* Article titles in AMA citation format should be in sentence-case
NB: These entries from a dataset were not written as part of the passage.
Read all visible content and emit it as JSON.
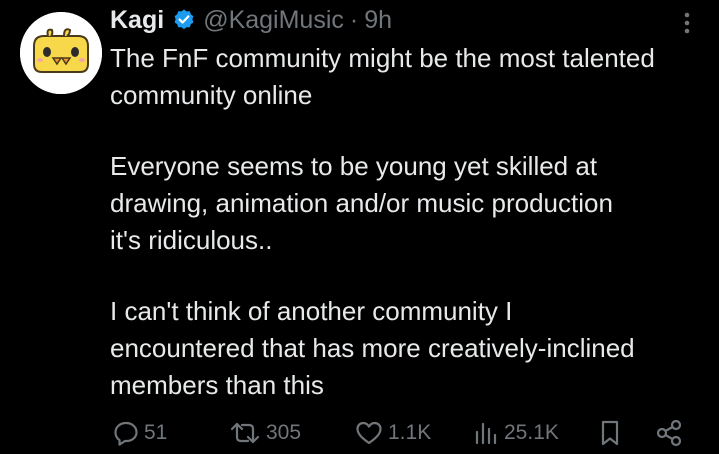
{
  "tweet": {
    "author_name": "Kagi",
    "handle": "@KagiMusic",
    "separator": "·",
    "time": "9h",
    "paragraphs": [
      [
        "The FnF community might be the most talented",
        "community online"
      ],
      [
        "Everyone seems to be young yet skilled at",
        "drawing, animation and/or music production",
        "it's ridiculous.."
      ],
      [
        "I can't think of another community I",
        "encountered that has more creatively-inclined",
        "members than this"
      ]
    ]
  },
  "actions": {
    "replies": "51",
    "reposts": "305",
    "likes": "1.1K",
    "views": "25.1K"
  },
  "icons": {
    "avatar": "chick-avatar",
    "verified": "verified-badge-icon",
    "more": "more-vertical-icon",
    "reply": "reply-icon",
    "repost": "repost-icon",
    "like": "heart-icon",
    "views": "views-icon",
    "bookmark": "bookmark-icon",
    "share": "share-icon"
  },
  "colors": {
    "background": "#000000",
    "text": "#e7e9ea",
    "muted": "#71767b",
    "verified": "#1d9bf0",
    "avatar_yellow": "#f7d84a"
  }
}
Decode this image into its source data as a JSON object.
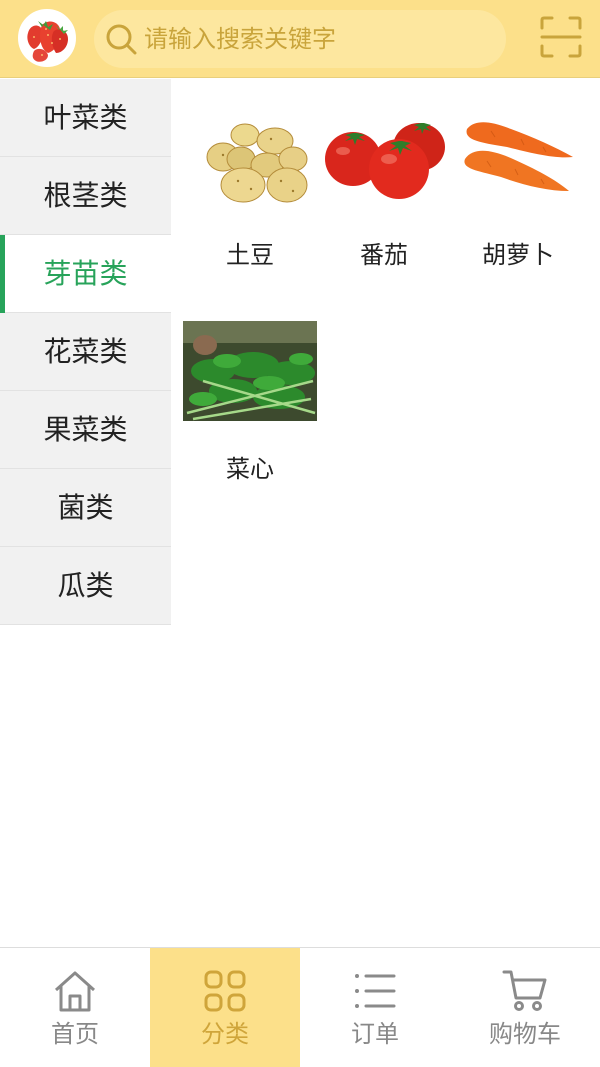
{
  "search": {
    "placeholder": "请输入搜索关键字"
  },
  "sidebar": {
    "items": [
      {
        "label": "叶菜类",
        "active": false
      },
      {
        "label": "根茎类",
        "active": false
      },
      {
        "label": "芽苗类",
        "active": true
      },
      {
        "label": "花菜类",
        "active": false
      },
      {
        "label": "果菜类",
        "active": false
      },
      {
        "label": "菌类",
        "active": false
      },
      {
        "label": "瓜类",
        "active": false
      }
    ]
  },
  "products": [
    {
      "name": "土豆",
      "icon": "potato-image"
    },
    {
      "name": "番茄",
      "icon": "tomato-image"
    },
    {
      "name": "胡萝卜",
      "icon": "carrot-image"
    },
    {
      "name": "菜心",
      "icon": "choy-sum-image"
    }
  ],
  "tabbar": {
    "tabs": [
      {
        "label": "首页",
        "icon": "home-icon",
        "active": false
      },
      {
        "label": "分类",
        "icon": "category-icon",
        "active": true
      },
      {
        "label": "订单",
        "icon": "list-icon",
        "active": false
      },
      {
        "label": "购物车",
        "icon": "cart-icon",
        "active": false
      }
    ]
  },
  "colors": {
    "header": "#fce08a",
    "accent": "#27a35a",
    "tab_active": "#cfa53a"
  }
}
TY - JOUR T1 - Clinical presentation of asymptomatic and symptomatic heterosexual men who tested positive for urethral gonorrhoea at a sexual health clinic in Melbourne, Australia. AU - Martín-Sánchez,Mario, AU - Ong,Jason J, AU - Fairley,Christopher K, AU - Chen,Marcus Y, AU - Williamson,Deborah A, AU - Maddaford,Kate, AU - Aung,Ei T, AU - Carter,Georgia, AU - Bradshaw,Catriona S, AU - Chow,Eric P F, Y1 - 2020/07/08/ PY - 2020/05/14/received PY - 2020/06/24/accepted PY - 2020/7/10/entrez PY - 2020/7/10/pubmed PY - 2020/7/22/medline KW - Discharge KW - Genital KW - MSM KW - Men who have sex with women KW - Neisseria gonorrhoeae KW - Screening KW - Sexually transmitted infections KW - Testing KW - Urogenital SP - 486 EP - 486 JF - BMC infectious diseases JO - BMC Infect. Dis. VL - 20 IS - 1 N2 - BACKGROUND: Asymptomatic screening for gonorrhoea in heterosexual men is currently not recommended in many countries including Australia, given the prevalence is relatively low in the heterosexual population. We aimed to determine the proportion of urethral gonorrhoea cases among heterosexual men attending a sexual health clinic that was asymptomatic and symptomatic, the time since last sexual contact to the onset of symptoms and the time to clinic presentation following the onset of symptoms. METHODS: This was a cross-sectional study that included heterosexual men aged 16 years or above attending the Melbourne Sexual Health Centre (MSHC) in Australia between August 2017 and August 2018. Gonorrhoea cases were diagnosed by nucleic acid amplification testing (NAAT) and/or culture. Descriptive analyses were conducted for all gonorrhoea cases including demographic characteristics, recent sexual practices, reported urethral symptoms and duration, sexual contact with a person diagnosed with gonorrhoea, investigations performed and laboratory results. RESULTS: There were 116 confirmed cases of urethral gonorrhoea in heterosexual men over the study period of which 6.0% (95% CI: 2.7-12.1%) were asymptomatic. Typical urethral discharge was present in 80.2% (95% CI: 71.9-86.5%) of men. The mean time between last sexual contact and the onset of symptoms was 7.0 days, and between the onset of symptoms to presentation to the clinic was 5.6 days. CONCLUSIONS: A small proportion of heterosexual men with urethral gonorrhoea do not have any symptoms. Heterosexual men with urethral symptoms usually seek for healthcare within a week, prompting rapid healthcare-seeking behaviour. SN - 1471-2334 UR - https://www.unboundmedicine.com/medline/citation/32641070/Clinical_presentation_of_asymptomatic_and_symptomatic_heterosexual_men_who_tested_positive_for_urethral_gonorrhoea_at_a_sexual_health_clinic_in_Melbourne,_Australia L2 - https://bmcinfectdis.biomedcentral.com/articles/10.1186/s12879-020-05197-y DB - PRIME DP - Unbound Medicine ER -